You’ll need to have your signature witnessed by your lawyer, a qualified legal executive, or an authorised person from a trustee company.

They must provide a certificate that states that they have explained the effect of the EPA to you, that they are independent of your attorney, and that they have no reason to think you may already have lost mental capacity.

The attorney(s) you appoint need(s) to sign the form and their signature must be witnessed by a person other than you or your witness.

If you and your spouse or partner wish to set up EPAs appointing each other as attorneys, your legal adviser will explain how the witnessing can be done.

You and your attorney should each have a signed copy of your EPA. Your attorney will need to produce their copy and appropriate medical certificate when dealing with banks or other institutions about your affairs.

You should keep your signed copy in a safe place. It’s also a good idea for you to make further copies and give them to others who need to know you’ve made an EPA and what your wishes are.

 How can I prepare before I go see my legal adviser and appoint an Attorney?

  1. Get the forms to read and discuss them with your family / whanau and other people. Jot down notes about your ideas and questions
  2. Decide what things you want your attorney(s) to do on your behalf and what you will not want them to do, so this can be included in your EPA
  3. Ask people you would like to be attorney(s)
  4. Decide when you want your EPA for property to come into effect – now or when you can no longer manage your affairs.
  5. List all your main assets and debts owed by you. Also make a note of any money owed to you.
  6. Consider who should have a copy of your EPA documents.
  7. There are costs involved, so plan to discuss these with your legal advisor, Family Court or the professional you are dealing with. Your attorney must always promote and protect your welfare and best interests.
  8. Decide what steps you want taken to monitor and support your attorney in their role.
    For example:
    • Require any decision making about where you will live or about your health/medical treatment to be discussed with named people
    • Appoint a second person to oversee your financial records or to receive copies of all your bank statements and transactions
    • Require your accounts to be audited or reviewed once a year and for you (or a nominated person) to receive copies. This can be costly and would be paid by you.
    • Appoint another trusted person to meet regularly with your attorney to advise and support them in their role.
    • Ensure copies of your EPA are given to those people monitoring and supporting your attorney(s). 

Ask yourself these questions:
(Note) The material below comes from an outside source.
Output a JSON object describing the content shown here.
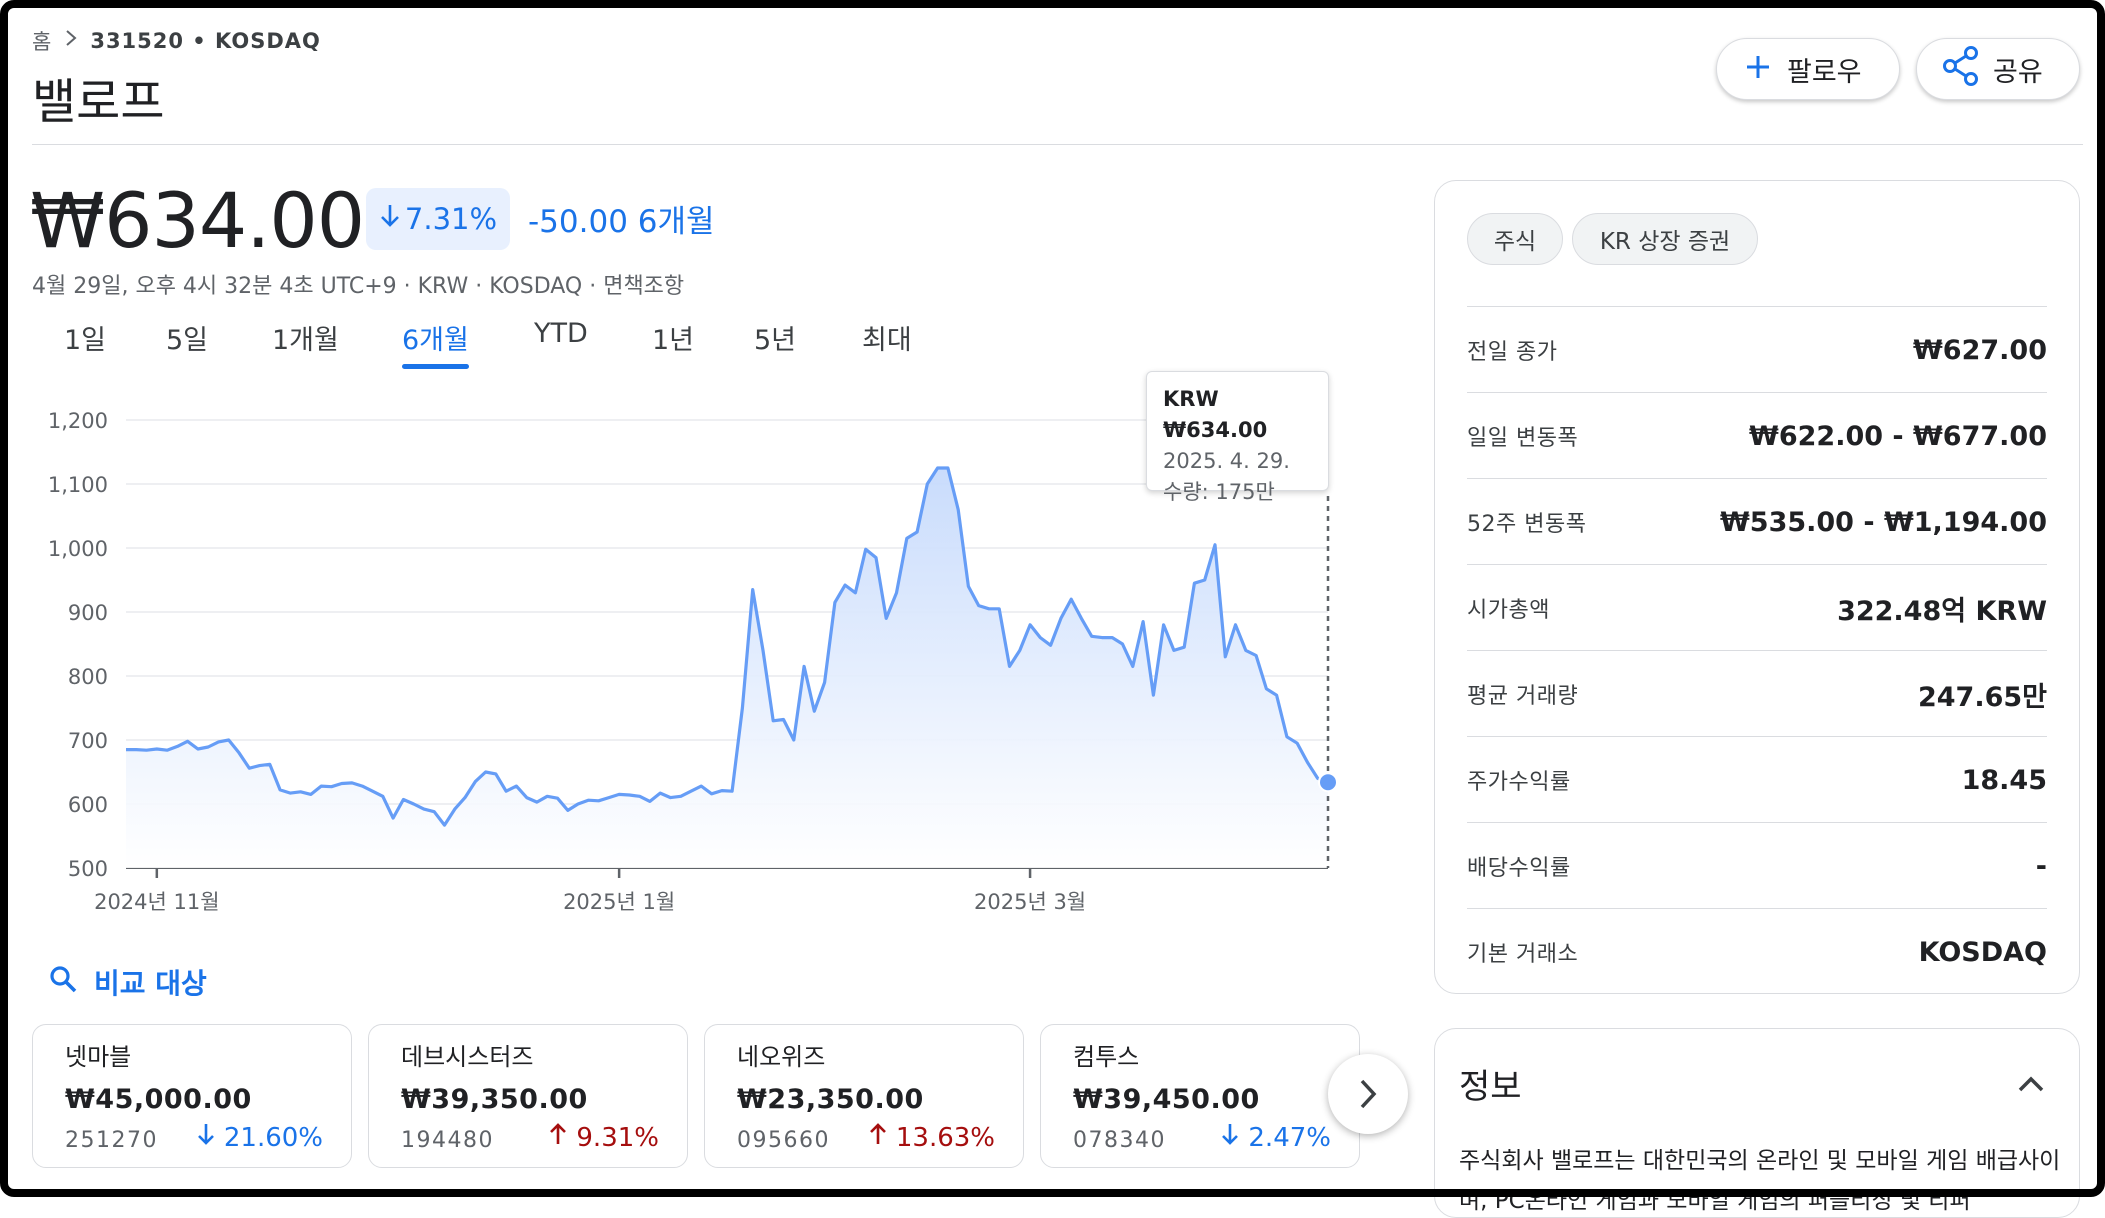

  1. Am I certain that the person I am appointing as attorney will always act in my best interests?
  2. Will I appoint one attorney for property, or two, or more? Or will I appoint a trustee company?
  3. Do I want to give my attorney authority to take care of everything to do with my personal care and welfare, or only some things?
  4. Do I want to give my attorney authority to take care of everything to do with my property, or only some things?
  5. Do I want my property attorney to take over things now, or later when I am no longer able to manage my affairs?
  6. Who do I want to decide if I am no longer mentally capable? I can specify a particular type of health practitioner, provided they are qualified to make this assessment.
  7. Do I want my attorney to be monitored and supported in their role by consulting with others?
  8. If I have an EPA already, have I checked to see that it still meets my needs, especially if my circumstances have changed (such as the loss of my spouse or having a new partner)?
  9. Have I read the guidance notes in the EPA forms?
 
Where can I go for more information?

For further information you are welcome to contact your local Age Concern or Age Concern New Zealand. See the back cover of this brochure for contact details. Age Concerns are also listed in your local telephone directory.
You can access the Community Law Manual free online. For more information and to find your nearest Community Law Centre.
To download the Enduring Power of Attorney pamphlet in English, Te Reo or Chinese simplified, go to the resources page.

Find your nearest Age Concern